■ REQUIREMENT ■
Look through the records and copy each line that has "true" in it.

+++ SUPPLIED DATA

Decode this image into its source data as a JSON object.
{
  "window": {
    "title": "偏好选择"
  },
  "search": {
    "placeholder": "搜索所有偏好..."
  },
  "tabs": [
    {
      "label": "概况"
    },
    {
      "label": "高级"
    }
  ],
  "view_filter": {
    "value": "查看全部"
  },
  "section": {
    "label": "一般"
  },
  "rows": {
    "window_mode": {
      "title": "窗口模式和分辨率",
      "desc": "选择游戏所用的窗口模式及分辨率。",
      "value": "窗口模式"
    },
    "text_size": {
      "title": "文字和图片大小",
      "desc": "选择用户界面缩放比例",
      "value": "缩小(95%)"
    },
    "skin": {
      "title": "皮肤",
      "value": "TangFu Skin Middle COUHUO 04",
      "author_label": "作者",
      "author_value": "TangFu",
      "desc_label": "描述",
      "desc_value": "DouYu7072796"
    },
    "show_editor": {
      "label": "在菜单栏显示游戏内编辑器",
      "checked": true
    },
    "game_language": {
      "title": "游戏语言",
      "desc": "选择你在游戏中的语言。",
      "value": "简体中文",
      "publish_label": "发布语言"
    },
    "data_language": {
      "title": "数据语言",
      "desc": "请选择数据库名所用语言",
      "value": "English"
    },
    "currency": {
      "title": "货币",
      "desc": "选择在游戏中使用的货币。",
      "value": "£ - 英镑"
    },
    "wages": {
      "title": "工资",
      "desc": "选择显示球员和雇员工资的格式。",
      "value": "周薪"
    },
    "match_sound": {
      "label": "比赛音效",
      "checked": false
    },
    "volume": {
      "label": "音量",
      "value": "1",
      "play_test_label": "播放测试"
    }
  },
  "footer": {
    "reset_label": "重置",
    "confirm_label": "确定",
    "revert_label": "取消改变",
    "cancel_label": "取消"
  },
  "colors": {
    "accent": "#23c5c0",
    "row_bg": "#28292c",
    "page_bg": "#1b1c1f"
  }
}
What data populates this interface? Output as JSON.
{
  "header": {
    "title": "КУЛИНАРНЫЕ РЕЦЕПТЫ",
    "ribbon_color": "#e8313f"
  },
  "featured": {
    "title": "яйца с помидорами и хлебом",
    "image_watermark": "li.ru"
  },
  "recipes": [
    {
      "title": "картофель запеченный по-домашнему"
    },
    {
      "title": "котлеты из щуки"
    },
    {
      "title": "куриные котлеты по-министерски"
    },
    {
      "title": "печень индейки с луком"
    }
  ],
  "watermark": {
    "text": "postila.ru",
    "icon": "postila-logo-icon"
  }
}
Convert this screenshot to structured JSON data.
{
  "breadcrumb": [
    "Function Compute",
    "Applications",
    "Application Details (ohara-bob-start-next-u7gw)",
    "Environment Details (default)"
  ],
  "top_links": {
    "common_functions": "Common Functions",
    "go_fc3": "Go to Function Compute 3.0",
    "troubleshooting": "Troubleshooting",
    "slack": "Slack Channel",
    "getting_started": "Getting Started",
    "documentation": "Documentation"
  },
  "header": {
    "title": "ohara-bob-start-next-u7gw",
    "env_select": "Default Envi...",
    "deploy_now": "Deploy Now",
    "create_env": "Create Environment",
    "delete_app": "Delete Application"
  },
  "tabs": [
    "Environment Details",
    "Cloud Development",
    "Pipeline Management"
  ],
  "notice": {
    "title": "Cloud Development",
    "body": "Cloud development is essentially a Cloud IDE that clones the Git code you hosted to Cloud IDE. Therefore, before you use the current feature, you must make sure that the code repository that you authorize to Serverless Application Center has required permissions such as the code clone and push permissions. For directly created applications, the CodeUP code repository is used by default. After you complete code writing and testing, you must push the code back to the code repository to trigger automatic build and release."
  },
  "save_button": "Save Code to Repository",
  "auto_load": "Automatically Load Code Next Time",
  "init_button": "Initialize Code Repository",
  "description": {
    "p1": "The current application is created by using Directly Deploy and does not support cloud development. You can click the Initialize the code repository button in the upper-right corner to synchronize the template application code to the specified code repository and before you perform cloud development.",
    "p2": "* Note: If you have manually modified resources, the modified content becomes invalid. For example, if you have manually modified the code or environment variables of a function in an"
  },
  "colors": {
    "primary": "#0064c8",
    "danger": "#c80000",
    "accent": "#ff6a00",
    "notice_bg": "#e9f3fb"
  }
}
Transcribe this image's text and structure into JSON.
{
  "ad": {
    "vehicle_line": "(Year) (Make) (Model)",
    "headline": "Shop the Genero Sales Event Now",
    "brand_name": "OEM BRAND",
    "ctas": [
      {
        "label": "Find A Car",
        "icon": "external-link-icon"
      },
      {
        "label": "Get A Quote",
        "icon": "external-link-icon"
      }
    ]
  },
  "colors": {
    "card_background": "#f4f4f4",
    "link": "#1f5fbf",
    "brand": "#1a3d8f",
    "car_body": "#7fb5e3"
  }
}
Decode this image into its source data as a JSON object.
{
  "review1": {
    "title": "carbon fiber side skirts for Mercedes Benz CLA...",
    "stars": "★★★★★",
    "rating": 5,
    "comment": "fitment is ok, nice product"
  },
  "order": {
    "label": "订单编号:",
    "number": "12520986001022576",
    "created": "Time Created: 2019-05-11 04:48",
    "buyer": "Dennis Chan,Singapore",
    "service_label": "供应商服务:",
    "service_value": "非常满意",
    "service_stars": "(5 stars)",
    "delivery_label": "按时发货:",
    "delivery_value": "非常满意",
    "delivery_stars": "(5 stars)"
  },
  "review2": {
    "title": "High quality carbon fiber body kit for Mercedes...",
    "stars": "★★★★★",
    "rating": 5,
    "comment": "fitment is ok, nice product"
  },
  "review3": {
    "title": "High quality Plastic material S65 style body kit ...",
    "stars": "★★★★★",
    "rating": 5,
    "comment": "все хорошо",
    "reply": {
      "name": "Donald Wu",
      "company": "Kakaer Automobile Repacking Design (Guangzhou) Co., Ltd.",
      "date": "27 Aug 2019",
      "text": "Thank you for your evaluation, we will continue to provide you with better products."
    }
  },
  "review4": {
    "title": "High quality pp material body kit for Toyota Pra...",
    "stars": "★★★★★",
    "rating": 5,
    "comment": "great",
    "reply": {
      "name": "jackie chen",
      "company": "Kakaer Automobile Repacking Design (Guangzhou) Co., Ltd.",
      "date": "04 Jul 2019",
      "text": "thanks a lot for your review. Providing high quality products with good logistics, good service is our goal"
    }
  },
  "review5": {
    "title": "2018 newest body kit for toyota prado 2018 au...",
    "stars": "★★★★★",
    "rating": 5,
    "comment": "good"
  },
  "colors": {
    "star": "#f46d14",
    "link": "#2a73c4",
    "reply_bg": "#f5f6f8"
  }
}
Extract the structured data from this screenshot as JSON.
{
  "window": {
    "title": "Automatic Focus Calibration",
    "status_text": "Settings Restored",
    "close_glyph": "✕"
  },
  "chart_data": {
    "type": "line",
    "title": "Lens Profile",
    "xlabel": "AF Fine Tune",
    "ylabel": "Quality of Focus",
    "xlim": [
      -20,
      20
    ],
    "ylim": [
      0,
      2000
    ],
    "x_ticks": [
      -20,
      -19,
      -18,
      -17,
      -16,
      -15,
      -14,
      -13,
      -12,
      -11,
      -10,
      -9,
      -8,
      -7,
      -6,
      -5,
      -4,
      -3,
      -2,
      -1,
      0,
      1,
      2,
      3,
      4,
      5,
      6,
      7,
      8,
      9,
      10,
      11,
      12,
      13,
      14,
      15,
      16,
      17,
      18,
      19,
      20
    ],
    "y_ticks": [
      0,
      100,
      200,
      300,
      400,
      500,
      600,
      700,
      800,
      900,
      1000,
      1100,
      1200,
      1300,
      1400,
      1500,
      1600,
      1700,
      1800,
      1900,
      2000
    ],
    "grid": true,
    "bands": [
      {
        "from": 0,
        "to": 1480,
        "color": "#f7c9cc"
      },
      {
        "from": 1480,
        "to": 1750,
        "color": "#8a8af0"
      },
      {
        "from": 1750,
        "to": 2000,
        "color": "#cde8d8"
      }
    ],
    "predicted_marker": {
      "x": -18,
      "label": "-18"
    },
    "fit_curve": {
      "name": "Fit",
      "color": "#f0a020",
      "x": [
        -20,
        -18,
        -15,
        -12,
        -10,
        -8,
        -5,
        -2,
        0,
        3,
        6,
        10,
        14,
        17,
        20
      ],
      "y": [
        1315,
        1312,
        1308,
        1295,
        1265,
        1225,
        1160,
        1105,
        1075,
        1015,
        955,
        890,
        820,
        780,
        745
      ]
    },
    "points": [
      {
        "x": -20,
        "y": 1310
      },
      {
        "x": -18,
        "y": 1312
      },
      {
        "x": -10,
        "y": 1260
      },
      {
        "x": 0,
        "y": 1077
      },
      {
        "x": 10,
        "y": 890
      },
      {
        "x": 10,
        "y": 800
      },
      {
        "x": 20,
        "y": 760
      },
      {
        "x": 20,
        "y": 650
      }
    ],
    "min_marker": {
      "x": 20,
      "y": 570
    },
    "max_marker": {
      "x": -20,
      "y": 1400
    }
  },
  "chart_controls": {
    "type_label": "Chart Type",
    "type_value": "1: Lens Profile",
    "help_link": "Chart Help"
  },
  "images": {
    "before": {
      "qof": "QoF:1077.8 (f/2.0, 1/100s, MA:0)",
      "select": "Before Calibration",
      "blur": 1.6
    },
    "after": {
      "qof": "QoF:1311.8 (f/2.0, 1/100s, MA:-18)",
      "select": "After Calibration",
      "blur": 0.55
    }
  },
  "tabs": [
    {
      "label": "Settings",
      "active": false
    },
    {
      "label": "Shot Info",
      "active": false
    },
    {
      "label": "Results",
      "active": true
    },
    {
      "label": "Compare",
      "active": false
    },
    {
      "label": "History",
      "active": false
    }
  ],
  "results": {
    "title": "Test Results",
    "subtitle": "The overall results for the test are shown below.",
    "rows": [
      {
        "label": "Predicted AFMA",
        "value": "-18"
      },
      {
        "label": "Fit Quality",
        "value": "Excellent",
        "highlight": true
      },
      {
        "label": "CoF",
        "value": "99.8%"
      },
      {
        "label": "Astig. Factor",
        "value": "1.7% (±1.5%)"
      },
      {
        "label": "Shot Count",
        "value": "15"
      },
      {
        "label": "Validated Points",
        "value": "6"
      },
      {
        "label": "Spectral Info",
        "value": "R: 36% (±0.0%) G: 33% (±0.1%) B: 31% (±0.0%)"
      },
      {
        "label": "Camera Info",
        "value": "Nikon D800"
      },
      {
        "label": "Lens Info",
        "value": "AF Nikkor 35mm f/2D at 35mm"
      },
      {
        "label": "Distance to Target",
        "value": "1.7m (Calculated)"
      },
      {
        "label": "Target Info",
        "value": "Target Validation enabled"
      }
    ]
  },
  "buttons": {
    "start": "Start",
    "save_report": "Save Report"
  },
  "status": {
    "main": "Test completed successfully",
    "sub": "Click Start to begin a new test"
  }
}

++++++

■ SOLUTION TO THE PROBLEM ■
      "checked": true
    "grid": true,
      "active": true
        "highlight": true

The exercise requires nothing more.